• [DIRECTIONS]:
Please repeat every line below exactly, from the first to the last.
[[ TASK DATA, beginning ]]
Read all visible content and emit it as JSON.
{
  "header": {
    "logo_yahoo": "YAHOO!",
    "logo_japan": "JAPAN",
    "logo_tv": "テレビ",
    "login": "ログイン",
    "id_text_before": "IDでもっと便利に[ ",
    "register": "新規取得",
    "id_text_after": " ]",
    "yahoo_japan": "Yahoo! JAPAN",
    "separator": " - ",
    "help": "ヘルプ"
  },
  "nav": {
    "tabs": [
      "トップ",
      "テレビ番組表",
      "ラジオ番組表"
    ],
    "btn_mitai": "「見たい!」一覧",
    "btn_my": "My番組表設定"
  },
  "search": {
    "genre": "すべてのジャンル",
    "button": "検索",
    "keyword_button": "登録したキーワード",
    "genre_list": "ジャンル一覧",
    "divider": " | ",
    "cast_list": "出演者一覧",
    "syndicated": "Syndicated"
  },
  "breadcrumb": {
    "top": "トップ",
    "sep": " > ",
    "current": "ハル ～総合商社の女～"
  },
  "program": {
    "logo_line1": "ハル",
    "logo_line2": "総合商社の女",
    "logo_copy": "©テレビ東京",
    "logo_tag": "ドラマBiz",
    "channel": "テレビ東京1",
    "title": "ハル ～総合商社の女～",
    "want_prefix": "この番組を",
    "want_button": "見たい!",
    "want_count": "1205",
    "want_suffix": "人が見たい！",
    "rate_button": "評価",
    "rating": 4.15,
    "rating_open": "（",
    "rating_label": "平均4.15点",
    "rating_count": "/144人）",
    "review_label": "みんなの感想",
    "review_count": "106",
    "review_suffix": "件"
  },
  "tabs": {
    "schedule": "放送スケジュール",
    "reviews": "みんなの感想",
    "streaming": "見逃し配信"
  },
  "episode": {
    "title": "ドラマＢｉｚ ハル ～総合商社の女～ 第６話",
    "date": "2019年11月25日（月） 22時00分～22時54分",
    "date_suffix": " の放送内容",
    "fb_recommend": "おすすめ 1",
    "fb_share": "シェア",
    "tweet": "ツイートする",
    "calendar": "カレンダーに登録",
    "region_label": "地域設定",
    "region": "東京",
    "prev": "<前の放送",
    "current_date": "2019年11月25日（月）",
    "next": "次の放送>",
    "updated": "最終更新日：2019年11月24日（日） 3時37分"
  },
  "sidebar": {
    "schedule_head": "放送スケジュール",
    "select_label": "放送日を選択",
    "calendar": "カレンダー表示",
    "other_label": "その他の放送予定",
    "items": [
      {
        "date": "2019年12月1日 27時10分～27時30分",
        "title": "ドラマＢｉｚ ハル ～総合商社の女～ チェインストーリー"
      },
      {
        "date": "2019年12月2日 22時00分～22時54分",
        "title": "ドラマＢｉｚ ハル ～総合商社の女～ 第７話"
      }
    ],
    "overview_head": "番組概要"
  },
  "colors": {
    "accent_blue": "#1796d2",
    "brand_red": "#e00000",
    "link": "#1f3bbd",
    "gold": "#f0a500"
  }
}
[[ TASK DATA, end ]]
• [SOLVED EXERCISE]:
Read all visible content and emit it as JSON.
{
  "header": {
    "logo_yahoo": "YAHOO!",
    "logo_japan": "JAPAN",
    "logo_tv": "テレビ",
    "login": "ログイン",
    "id_text_before": "IDでもっと便利に[ ",
    "register": "新規取得",
    "id_text_after": " ]",
    "yahoo_japan": "Yahoo! JAPAN",
    "separator": " - ",
    "help": "ヘルプ"
  },
  "nav": {
    "tabs": [
      "トップ",
      "テレビ番組表",
      "ラジオ番組表"
    ],
    "btn_mitai": "「見たい!」一覧",
    "btn_my": "My番組表設定"
  },
  "search": {
    "genre": "すべてのジャンル",
    "button": "検索",
    "keyword_button": "登録したキーワード",
    "genre_list": "ジャンル一覧",
    "divider": " | ",
    "cast_list": "出演者一覧",
    "syndicated": "Syndicated"
  },
  "breadcrumb": {
    "top": "トップ",
    "sep": " > ",
    "current": "ハル ～総合商社の女～"
  },
  "program": {
    "logo_line1": "ハル",
    "logo_line2": "総合商社の女",
    "logo_copy": "©テレビ東京",
    "logo_tag": "ドラマBiz",
    "channel": "テレビ東京1",
    "title": "ハル ～総合商社の女～",
    "want_prefix": "この番組を",
    "want_button": "見たい!",
    "want_count": "1205",
    "want_suffix": "人が見たい！",
    "rate_button": "評価",
    "rating": 4.15,
    "rating_open": "（",
    "rating_label": "平均4.15点",
    "rating_count": "/144人）",
    "review_label": "みんなの感想",
    "review_count": "106",
    "review_suffix": "件"
  },
  "tabs": {
    "schedule": "放送スケジュール",
    "reviews": "みんなの感想",
    "streaming": "見逃し配信"
  },
  "episode": {
    "title": "ドラマＢｉｚ ハル ～総合商社の女～ 第６話",
    "date": "2019年11月25日（月） 22時00分～22時54分",
    "date_suffix": " の放送内容",
    "fb_recommend": "おすすめ 1",
    "fb_share": "シェア",
    "tweet": "ツイートする",
    "calendar": "カレンダーに登録",
    "region_label": "地域設定",
    "region": "東京",
    "prev": "<前の放送",
    "current_date": "2019年11月25日（月）",
    "next": "次の放送>",
    "updated": "最終更新日：2019年11月24日（日） 3時37分"
  },
  "sidebar": {
    "schedule_head": "放送スケジュール",
    "select_label": "放送日を選択",
    "calendar": "カレンダー表示",
    "other_label": "その他の放送予定",
    "items": [
      {
        "date": "2019年12月1日 27時10分～27時30分",
        "title": "ドラマＢｉｚ ハル ～総合商社の女～ チェインストーリー"
      },
      {
        "date": "2019年12月2日 22時00分～22時54分",
        "title": "ドラマＢｉｚ ハル ～総合商社の女～ 第７話"
      }
    ],
    "overview_head": "番組概要"
  },
  "colors": {
    "accent_blue": "#1796d2",
    "brand_red": "#e00000",
    "link": "#1f3bbd",
    "gold": "#f0a500"
  }
}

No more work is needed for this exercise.